Most Common Dance Injuries

The 6 Most Common Dance Injuries

With 206 bones, 600 muscles, and countless tendons, ligaments, and nerves in the human body, it is not impossible for dancers to be injured. Muscle pull or sudden sprains may happen in the blink of an eye. A more chronic issue like tendonitis, for instance, develops through many strains over time. Well-established dance companies, for this matter, conduct screenings and seminars on their own to promote awareness on how to better avoid injuries. For the most of us who cannot attend formal gatherings for this purpose, here are some of the most common dance injuries that we should all take note of.

Inversion/Ankle Sprains

A sprain in the ankle is characterized by a tearing in the ankle’s ligaments. According to statistics, this specific injury accounts for almost 40% of the injuries that athletes have experienced. Moreover, 85% of the above figure occurs on the ankle’s lateral side, most commonly referred to as the inversion sprain.

Dancer’s Tendonitis

Medically known as Flexor Hallucis Longus injury, this is often manifested by pain in the medial ankle or the bottom of the affected foot. While most of the time misdiagnosed and overlooked, this kind of injury does not only affect dancers but soccer players and runners as well.
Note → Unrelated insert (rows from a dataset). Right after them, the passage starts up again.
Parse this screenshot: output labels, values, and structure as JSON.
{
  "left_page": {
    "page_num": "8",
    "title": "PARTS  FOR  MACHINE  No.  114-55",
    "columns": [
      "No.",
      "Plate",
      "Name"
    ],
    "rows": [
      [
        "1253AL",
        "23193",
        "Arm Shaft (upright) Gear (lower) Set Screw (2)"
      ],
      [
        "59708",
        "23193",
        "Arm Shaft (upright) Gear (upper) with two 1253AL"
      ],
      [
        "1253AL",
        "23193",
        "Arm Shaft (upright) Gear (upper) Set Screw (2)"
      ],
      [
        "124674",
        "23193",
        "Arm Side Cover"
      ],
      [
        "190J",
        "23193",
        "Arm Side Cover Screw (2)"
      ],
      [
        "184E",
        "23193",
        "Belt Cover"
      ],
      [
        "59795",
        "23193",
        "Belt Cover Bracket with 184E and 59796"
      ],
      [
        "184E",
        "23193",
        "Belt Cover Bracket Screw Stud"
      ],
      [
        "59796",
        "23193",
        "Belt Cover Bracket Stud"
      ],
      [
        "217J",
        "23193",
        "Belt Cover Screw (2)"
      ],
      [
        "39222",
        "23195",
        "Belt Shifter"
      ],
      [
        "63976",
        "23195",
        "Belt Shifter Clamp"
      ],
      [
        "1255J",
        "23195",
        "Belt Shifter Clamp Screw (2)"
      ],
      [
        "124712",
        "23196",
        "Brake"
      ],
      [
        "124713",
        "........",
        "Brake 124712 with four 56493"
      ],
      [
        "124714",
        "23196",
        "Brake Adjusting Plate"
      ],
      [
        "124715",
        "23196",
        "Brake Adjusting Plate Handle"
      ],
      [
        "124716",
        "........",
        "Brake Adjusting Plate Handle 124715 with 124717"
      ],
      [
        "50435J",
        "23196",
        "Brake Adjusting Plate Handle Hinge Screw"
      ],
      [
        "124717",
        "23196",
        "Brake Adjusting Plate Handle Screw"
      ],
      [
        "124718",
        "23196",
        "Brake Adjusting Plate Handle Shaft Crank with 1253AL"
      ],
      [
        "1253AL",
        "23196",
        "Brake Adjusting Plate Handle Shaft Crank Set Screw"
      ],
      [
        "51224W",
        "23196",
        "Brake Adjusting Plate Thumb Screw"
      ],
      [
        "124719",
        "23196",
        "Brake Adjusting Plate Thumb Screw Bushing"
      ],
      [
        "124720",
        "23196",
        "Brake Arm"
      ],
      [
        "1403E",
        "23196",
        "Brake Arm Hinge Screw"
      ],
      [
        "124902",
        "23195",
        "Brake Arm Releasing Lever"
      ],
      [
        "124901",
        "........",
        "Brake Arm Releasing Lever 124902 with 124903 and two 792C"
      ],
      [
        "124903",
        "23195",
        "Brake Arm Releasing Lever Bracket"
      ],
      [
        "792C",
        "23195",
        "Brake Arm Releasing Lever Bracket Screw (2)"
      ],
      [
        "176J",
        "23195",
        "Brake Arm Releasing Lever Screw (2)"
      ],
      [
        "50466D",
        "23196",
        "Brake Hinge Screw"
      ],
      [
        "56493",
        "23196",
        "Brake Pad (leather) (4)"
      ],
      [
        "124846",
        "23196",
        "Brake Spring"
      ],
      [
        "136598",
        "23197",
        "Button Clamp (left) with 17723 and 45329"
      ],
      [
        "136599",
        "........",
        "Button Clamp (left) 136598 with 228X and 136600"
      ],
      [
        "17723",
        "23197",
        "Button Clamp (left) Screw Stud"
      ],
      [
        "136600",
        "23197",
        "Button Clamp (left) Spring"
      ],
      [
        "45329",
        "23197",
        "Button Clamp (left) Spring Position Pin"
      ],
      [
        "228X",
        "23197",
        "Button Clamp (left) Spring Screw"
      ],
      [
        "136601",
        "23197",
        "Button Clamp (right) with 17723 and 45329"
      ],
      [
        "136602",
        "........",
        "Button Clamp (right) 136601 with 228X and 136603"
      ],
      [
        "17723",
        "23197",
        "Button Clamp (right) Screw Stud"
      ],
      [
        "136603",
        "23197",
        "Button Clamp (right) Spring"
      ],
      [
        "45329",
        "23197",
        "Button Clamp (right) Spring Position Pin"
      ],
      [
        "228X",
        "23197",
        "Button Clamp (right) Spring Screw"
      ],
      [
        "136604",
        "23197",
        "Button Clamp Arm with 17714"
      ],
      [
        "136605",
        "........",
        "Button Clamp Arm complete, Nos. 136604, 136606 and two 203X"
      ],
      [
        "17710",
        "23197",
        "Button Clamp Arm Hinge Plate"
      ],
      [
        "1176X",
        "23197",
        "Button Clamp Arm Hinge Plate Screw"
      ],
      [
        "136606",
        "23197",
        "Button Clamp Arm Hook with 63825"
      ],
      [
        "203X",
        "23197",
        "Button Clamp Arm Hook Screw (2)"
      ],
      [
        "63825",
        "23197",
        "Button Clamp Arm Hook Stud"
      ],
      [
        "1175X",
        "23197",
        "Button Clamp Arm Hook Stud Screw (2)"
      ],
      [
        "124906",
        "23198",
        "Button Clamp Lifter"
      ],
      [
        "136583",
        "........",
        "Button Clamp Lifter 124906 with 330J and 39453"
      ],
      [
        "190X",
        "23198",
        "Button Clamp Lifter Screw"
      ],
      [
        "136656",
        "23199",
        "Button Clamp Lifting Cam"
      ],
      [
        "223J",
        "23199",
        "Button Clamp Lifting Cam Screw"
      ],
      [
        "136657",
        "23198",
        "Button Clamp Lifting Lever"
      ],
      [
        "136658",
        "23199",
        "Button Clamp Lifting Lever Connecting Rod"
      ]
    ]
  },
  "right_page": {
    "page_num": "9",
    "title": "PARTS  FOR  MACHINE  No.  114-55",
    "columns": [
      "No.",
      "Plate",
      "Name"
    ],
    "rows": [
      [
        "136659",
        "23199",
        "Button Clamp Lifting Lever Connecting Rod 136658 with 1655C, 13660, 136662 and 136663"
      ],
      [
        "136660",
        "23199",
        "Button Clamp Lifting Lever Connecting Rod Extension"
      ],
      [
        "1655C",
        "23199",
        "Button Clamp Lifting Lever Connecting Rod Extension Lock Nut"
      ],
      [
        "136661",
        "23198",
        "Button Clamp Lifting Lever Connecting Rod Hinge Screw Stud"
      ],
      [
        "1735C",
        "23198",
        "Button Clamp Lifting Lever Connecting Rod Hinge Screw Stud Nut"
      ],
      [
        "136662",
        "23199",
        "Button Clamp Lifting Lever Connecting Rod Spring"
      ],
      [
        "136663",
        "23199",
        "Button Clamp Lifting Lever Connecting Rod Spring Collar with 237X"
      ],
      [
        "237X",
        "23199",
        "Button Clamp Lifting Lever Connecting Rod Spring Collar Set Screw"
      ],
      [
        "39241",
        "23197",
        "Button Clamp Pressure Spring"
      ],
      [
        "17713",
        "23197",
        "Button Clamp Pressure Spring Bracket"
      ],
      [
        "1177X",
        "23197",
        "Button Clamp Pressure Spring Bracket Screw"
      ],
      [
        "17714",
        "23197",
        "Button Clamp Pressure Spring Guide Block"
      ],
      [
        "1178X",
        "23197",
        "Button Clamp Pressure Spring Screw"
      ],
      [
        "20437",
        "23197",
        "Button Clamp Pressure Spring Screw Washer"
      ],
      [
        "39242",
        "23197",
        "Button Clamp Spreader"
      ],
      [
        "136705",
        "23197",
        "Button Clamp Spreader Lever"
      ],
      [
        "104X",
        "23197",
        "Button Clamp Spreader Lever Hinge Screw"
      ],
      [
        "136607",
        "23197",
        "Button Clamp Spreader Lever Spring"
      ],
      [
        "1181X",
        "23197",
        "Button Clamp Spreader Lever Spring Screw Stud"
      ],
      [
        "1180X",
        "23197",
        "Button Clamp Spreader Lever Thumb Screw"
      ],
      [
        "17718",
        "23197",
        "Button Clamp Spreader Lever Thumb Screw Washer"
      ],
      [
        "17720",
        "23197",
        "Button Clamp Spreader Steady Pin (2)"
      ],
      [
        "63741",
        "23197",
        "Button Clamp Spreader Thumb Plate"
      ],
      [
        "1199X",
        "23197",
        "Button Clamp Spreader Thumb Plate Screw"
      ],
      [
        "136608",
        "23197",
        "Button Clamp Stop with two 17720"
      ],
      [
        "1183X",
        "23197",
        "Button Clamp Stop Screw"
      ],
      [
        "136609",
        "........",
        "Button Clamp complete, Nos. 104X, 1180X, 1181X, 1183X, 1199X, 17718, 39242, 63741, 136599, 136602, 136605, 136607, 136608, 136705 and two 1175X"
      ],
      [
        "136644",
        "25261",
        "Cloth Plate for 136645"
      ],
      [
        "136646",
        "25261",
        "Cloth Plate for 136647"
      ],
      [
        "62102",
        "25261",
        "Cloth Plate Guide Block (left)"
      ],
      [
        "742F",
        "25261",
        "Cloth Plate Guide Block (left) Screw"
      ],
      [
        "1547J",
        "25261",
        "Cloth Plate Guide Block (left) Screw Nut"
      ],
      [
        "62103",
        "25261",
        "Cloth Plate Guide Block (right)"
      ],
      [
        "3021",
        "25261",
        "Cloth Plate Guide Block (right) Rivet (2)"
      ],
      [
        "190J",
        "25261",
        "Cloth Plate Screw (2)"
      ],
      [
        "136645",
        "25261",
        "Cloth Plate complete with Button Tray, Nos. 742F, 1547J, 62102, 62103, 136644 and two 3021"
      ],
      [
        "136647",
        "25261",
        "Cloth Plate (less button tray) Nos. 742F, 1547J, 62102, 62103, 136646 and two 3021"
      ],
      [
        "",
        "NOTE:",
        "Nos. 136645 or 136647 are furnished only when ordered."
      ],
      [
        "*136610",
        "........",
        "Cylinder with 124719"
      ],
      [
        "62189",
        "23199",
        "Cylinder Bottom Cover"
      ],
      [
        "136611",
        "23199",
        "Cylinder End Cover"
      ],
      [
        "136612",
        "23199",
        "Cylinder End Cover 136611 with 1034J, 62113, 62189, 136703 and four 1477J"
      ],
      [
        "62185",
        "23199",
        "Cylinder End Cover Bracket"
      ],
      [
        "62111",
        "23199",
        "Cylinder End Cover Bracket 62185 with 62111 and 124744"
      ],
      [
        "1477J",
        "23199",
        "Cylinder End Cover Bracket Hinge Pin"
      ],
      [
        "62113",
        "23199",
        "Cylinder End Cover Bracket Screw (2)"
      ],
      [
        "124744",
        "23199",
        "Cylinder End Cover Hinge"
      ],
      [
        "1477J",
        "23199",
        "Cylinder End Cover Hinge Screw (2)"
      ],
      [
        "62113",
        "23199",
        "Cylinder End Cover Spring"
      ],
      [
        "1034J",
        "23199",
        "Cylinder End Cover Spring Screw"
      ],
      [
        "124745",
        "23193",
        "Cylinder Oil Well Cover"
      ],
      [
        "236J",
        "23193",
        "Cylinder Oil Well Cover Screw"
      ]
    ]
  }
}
Cuboid Syndrome

The cuboid syndrome’s most prominent sign is the lateral foot pain. Almost half of the population of those who have acquired the cuboid syndrome also carries that inversion sprain. The syndrome affects the tendons, ligaments, and joints too.

Stress Fractures

The most common overuse injury, the stress fracture, is mainly characterized by an incomplete fracture anywhere in the body caused by forceful repetitive actions. Other fractures, in contrast, are often caused by a direct, single, traumatic impact.

Jumper’s Knee

It is your patellar tendon that links the tibia to the patella, the kneecap. The quadriceps tendon and its quadriceps muscle are what allow the knee to extend. The inflammation of the tendon is called tendonitis, patellar tendonitis specifically in this case. The issue is commonly caused by movements that shorten your quadriceps, transferring direct force to the knee’s tendon.

Rotator Cuff Injuries

Regardless of the cause, the pain location with this injury is difficult to determine. For patients who are experiencing the pain, they are pinpointing the tenderness in the shoulder’s broad area. The pain commonly radiates down the elbows and the entire arm.

The most common injuries in dancing are treatable, which means that acquiring one tear need not to stop you from pursuing the passion after treatment. However, as a dancer and performer, you also have to remember that most injuries leave behind effects that you will have to deal with for the rest of your life. Ideally, dancers have to avoid injuries completely, and this can be possible through keeping close track of their health conditions.

Prevention is always the best measure in making certain that the overall health is ranked as the highest priority towards achieving your goals. If, despite careful measures, injuries still occurred, medical treatment should be made to promote better healing and reduce future relapses.